It’s a big deal. Morehouse College is the largest liberal arts college for men, and their new Gender Identity Admissions and Matriculation Policy will allow all individuals who self-identify as men to be considered for admission starting next year. The college still does not admit women, and Morehouse will continue to use masculine pronouns. According to The Root, the plan was fifteen months in the making and run by a task force that accepted input from staff, students and alumni.
The Root

Trump administration fails to nominate anyone to serve on the U.N. committee on racism
It will be the first time in years that the U.S. will not have a representative on the 18-member U.N. Committee on the Elimination of Racial Discrimination. Last week, the White House abruptly stepped in to block the expected re-nomination of human rights lawyer Gay McDougall, who had served on the committee since 2015. One official said the White House may have simply run out of time to put forth another candidate. The same official told Politico “it cements the narrative that the Americans just don’t care about these kinds of things anymore.”

On Background

Slow but meaningful progress in diversity on public company boards
The latest report from the Alliance for Board Diversity, in collaboration with Deloitte, shows that the number of Fortune 500 companies with 40 percent diversity (defined by race, ethnicity, and gender) has doubled since 2012. African American/Black women and Asian/Pacific Islander women outpaced all other groups and made the largest percentage increase in board seats gained in both the Fortune 100 and Fortune 500. American/Black women saw an increase in seats of 26.2 percent in 2018, while Asian/Pacific Islander women saw an increase of 38.6 percent. The report is quick to point out while the percentages are impressive, the actual numbers are still small. But the rate of change is encouraging: There was more progress between 2016 and 2018, than in the years between 2012 and 2016.

The descendants of formerly enslaved people live in Mexico
Eighty-six year old Lucia Vazquez Valdez is part of the Mascogo tribe in Northern Mexico. Her people fled slavery in the mid-nineteenth century, across a barely remarkable border. While she speaks almost entirely Spanish, she still sings hymns in English, a remnant of an earlier time.

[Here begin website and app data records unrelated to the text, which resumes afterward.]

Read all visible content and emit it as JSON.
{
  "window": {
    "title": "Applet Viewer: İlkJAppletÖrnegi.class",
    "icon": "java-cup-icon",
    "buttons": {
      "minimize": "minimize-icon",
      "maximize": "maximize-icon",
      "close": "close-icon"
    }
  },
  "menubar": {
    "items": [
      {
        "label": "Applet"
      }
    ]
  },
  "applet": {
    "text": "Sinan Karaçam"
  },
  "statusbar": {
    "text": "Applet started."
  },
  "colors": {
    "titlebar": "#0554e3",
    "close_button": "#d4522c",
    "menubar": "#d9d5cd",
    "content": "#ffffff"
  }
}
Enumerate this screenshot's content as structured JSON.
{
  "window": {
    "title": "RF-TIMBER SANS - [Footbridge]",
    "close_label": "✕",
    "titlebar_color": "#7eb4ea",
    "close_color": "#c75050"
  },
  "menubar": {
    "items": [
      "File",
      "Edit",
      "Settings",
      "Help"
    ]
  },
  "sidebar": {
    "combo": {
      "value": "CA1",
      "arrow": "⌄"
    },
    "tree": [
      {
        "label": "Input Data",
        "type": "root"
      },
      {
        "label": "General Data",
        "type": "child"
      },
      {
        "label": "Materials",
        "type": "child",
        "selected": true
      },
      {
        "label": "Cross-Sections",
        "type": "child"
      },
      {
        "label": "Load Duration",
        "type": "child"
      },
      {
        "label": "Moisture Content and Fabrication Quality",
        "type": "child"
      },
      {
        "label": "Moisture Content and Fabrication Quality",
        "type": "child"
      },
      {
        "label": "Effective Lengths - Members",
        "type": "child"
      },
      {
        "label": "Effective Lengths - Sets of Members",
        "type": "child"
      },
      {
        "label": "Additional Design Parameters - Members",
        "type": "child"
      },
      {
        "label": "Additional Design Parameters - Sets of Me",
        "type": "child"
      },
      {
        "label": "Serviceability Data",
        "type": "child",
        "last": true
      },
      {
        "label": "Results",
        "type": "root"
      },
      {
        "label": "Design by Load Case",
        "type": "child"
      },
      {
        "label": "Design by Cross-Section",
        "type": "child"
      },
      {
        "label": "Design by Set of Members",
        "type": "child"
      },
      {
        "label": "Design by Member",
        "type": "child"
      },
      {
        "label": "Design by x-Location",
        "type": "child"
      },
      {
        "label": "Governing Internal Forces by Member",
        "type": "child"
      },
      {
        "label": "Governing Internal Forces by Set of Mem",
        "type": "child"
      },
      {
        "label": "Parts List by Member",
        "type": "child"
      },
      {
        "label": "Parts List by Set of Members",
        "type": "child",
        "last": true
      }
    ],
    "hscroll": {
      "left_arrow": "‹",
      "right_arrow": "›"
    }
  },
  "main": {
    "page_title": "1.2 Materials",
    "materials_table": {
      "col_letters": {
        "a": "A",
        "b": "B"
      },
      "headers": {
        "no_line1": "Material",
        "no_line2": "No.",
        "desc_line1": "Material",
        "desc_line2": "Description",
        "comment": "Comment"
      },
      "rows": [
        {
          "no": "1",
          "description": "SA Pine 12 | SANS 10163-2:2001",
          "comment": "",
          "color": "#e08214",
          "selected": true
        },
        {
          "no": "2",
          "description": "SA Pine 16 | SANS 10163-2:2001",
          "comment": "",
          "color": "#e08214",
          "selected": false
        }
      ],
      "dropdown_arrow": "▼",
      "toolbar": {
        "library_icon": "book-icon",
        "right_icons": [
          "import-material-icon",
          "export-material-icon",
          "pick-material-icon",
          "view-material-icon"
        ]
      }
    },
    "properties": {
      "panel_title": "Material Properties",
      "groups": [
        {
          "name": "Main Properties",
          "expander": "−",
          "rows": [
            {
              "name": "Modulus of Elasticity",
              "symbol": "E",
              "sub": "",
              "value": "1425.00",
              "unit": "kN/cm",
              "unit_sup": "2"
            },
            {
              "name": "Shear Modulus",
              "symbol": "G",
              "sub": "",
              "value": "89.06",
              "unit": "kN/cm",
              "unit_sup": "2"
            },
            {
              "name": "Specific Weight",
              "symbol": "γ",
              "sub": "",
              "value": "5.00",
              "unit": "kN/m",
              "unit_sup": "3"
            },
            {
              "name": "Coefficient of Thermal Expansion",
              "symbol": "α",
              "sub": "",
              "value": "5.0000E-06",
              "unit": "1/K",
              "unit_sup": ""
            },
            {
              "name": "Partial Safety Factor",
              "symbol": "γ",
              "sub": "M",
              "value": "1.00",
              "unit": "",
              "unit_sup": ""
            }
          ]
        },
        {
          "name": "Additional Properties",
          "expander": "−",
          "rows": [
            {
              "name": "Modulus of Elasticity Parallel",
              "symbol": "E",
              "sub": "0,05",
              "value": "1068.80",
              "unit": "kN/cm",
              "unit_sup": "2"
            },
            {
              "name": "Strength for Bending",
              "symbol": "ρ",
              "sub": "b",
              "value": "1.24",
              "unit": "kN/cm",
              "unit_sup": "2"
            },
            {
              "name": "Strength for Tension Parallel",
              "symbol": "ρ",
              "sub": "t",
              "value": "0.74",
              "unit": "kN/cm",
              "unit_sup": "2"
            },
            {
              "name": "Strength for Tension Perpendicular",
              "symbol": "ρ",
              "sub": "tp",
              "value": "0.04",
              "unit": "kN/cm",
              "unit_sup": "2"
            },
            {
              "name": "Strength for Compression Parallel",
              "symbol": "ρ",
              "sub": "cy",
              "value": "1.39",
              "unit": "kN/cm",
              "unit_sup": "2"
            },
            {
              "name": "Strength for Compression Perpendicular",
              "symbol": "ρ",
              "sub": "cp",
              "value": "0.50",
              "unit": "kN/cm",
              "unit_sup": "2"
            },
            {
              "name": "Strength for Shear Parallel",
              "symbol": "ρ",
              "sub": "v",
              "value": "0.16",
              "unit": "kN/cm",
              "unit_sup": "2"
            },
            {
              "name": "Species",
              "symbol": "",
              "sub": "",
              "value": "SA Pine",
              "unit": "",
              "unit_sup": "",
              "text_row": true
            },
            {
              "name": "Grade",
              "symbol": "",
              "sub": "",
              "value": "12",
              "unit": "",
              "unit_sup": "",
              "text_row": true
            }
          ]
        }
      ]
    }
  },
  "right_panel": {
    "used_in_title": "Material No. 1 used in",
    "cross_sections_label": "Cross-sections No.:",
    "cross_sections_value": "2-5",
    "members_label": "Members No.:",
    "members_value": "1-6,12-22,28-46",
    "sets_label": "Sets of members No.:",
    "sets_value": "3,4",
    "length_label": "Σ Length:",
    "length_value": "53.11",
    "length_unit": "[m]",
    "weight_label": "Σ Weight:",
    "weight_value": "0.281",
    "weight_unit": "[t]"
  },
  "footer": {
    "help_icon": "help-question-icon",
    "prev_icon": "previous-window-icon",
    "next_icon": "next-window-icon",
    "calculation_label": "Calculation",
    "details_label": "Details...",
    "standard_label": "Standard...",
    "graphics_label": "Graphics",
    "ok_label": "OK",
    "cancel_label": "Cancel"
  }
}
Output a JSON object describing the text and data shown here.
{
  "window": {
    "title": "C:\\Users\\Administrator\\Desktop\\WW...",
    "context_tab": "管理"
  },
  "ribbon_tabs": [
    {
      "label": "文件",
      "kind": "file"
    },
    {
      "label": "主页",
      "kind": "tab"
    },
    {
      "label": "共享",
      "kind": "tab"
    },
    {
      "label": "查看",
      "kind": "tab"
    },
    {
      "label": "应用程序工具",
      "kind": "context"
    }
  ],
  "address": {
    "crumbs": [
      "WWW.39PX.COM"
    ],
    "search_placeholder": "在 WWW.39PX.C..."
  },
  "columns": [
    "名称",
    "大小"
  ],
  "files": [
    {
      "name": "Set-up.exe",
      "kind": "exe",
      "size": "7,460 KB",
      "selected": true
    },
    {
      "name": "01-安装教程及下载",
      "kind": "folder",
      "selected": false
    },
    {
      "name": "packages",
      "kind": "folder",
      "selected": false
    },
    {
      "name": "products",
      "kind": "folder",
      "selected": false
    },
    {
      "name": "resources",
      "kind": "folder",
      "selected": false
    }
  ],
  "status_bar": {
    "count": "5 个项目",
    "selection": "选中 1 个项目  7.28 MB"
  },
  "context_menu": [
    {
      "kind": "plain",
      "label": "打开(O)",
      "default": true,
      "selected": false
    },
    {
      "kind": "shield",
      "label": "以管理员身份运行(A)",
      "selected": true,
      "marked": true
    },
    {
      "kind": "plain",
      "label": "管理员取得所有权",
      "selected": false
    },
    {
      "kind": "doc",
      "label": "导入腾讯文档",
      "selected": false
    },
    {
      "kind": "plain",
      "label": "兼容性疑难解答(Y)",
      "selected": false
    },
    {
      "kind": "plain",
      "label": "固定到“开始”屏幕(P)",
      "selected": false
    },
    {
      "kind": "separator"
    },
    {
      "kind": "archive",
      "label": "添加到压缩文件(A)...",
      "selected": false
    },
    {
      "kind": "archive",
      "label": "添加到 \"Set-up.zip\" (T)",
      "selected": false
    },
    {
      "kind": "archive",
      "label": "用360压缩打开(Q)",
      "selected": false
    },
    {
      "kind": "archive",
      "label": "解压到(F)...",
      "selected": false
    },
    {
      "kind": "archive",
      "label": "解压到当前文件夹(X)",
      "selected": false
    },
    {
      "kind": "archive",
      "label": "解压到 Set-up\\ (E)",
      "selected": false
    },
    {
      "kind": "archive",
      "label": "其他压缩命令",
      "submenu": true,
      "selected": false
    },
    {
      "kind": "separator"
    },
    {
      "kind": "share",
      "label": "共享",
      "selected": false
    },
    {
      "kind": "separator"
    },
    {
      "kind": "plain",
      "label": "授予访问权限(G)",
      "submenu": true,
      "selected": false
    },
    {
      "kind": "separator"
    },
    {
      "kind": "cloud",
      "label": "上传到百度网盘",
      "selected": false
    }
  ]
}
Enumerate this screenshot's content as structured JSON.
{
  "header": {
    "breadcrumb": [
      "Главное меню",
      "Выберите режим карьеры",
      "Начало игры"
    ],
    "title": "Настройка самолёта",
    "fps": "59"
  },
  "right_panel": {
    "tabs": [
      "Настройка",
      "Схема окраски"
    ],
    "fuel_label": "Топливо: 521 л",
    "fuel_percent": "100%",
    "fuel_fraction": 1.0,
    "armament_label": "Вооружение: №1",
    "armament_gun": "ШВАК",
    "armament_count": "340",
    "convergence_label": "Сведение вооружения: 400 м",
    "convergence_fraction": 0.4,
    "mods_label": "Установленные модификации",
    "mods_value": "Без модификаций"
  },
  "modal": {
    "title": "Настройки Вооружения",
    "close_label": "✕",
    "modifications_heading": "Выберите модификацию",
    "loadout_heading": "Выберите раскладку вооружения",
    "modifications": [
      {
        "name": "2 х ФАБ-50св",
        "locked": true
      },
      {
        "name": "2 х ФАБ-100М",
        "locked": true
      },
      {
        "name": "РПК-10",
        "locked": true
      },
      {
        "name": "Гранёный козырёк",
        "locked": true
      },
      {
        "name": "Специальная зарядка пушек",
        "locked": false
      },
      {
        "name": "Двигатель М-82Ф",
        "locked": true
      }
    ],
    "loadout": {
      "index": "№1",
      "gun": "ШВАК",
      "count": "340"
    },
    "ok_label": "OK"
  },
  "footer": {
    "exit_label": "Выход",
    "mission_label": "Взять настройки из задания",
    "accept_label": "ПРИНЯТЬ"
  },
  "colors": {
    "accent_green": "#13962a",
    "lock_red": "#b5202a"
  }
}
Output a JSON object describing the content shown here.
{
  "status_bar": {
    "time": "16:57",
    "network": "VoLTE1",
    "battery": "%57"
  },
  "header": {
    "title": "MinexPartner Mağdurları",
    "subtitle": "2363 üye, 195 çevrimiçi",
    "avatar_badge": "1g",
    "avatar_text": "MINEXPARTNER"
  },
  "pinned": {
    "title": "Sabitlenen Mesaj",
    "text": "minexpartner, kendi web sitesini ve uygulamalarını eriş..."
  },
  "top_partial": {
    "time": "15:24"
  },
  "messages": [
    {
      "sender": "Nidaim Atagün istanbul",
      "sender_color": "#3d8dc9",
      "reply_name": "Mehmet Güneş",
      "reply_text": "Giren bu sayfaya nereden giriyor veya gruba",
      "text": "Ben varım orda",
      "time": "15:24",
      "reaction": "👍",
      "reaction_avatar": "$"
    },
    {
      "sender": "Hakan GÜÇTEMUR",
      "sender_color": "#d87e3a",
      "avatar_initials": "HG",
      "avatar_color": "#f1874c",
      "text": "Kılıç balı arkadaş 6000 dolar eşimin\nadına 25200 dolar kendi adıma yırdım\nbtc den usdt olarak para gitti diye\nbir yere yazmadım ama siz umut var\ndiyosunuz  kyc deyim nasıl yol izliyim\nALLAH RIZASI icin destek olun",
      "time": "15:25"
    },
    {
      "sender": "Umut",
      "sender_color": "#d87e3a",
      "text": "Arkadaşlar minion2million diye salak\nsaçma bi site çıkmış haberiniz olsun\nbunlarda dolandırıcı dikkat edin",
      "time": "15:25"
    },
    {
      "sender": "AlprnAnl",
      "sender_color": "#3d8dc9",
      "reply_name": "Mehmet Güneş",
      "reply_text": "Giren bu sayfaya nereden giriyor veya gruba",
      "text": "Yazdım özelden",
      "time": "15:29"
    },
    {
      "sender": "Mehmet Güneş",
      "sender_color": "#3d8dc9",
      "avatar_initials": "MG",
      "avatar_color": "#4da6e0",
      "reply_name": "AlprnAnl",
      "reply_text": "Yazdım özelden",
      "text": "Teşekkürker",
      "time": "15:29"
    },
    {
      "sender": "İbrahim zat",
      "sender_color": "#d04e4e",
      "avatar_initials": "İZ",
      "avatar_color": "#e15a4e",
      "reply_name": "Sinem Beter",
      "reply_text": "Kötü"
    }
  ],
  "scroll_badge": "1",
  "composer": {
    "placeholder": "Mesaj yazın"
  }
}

The Washington Post has put together an enormously moving portrait of Valdez and the little village that holds a key to our own troubled past: Nacimentos de los Negros, or Birth of the Blacks. She is the oldest member of her tribe, and the youngest among them, fully Mexican now, migrate back across the border to find agricultural work.
Washington Post

Kwibuka means remember: It’s been 25 years since genocide began against the Tutsi population in Rwanda
Since that time, remarkable work has been done to heal and reconcile the past. That said, the 100-day period after the Hutu-led government ordered citizens to kill the Tutsi population remains one of the most horrific atrocities of the modern era. Nearly a million people were killed, one-tenth of the population. The Thompson Reuters Foundation has put together a thread on how it unfolded, and The New Yorker has a piece asking important questions about the hazy rules around parole and early release for those incarcerated for genocide-related crimes. Below you’ll find some wrenching images of the genocide, part of a long-term project called Hate Thy Brother from Gilles Peress, Professor of Human Rights and Photography at Bard College, NY and Senior Research Fellow at the Human Rights Center, UC Berkeley.
Magnum Photos



These [Silicon Valley] companies have accumulated all this cash and haven’t done anything meaningful for the real issues that are affecting the world right now. They should be called out.
—Rose Marcario, Patagonia CEO